Page and application data records:

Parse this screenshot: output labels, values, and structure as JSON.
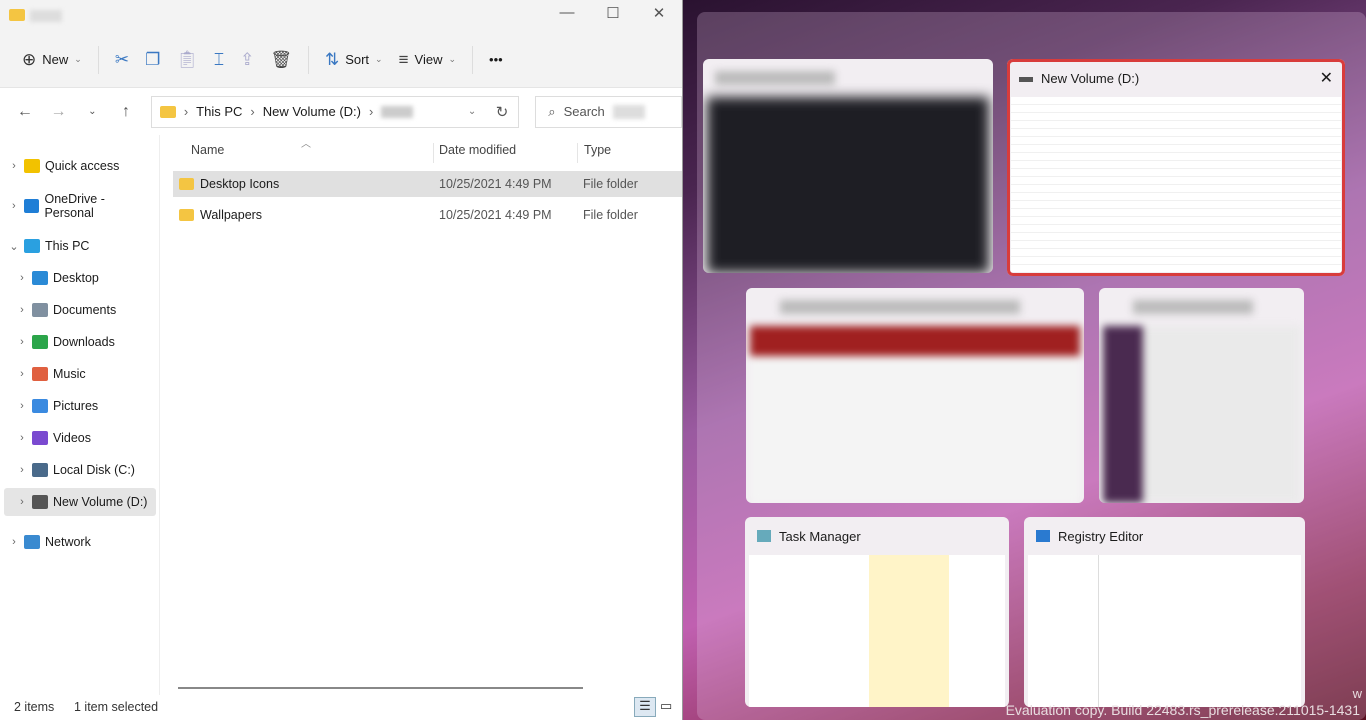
{
  "explorer": {
    "toolbar": {
      "new": "New",
      "sort": "Sort",
      "view": "View",
      "more": "•••"
    },
    "breadcrumb": [
      "This PC",
      "New Volume (D:)"
    ],
    "search_placeholder": "Search",
    "sidebar": [
      {
        "label": "Quick access",
        "color": "#f2c200",
        "expand": "›"
      },
      {
        "label": "OneDrive - Personal",
        "color": "#1f7ed6",
        "expand": "›"
      },
      {
        "label": "This PC",
        "color": "#2aa0e0",
        "expand": "⌄"
      },
      {
        "label": "Desktop",
        "color": "#2a8ad6",
        "expand": "›"
      },
      {
        "label": "Documents",
        "color": "#8090a0",
        "expand": "›"
      },
      {
        "label": "Downloads",
        "color": "#2ba54a",
        "expand": "›"
      },
      {
        "label": "Music",
        "color": "#e06040",
        "expand": "›"
      },
      {
        "label": "Pictures",
        "color": "#3a8ae0",
        "expand": "›"
      },
      {
        "label": "Videos",
        "color": "#7a4ad0",
        "expand": "›"
      },
      {
        "label": "Local Disk (C:)",
        "color": "#4a6a8a",
        "expand": "›"
      },
      {
        "label": "New Volume (D:)",
        "color": "#555555",
        "expand": "›"
      },
      {
        "label": "Network",
        "color": "#3a8ad0",
        "expand": "›"
      }
    ],
    "columns": {
      "name": "Name",
      "date": "Date modified",
      "type": "Type"
    },
    "files": [
      {
        "name": "Desktop Icons",
        "date": "10/25/2021 4:49 PM",
        "type": "File folder"
      },
      {
        "name": "Wallpapers",
        "date": "10/25/2021 4:49 PM",
        "type": "File folder"
      }
    ],
    "status": {
      "count": "2 items",
      "selected": "1 item selected"
    }
  },
  "snap": {
    "windows": [
      {
        "title": "New Volume (D:)",
        "close": "✕"
      },
      {
        "title": "Task Manager"
      },
      {
        "title": "Registry Editor"
      }
    ],
    "watermark": "Evaluation copy. Build 22483.rs_prerelease.211015-1431",
    "watermark_partial": "w"
  },
  "colors": {
    "accent": "#d83c3c"
  }
}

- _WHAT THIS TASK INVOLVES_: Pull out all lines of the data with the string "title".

- _ANSWER SECTION_:
        "title": "New Volume (D:)",
        "title": "Task Manager"
        "title": "Registry Editor"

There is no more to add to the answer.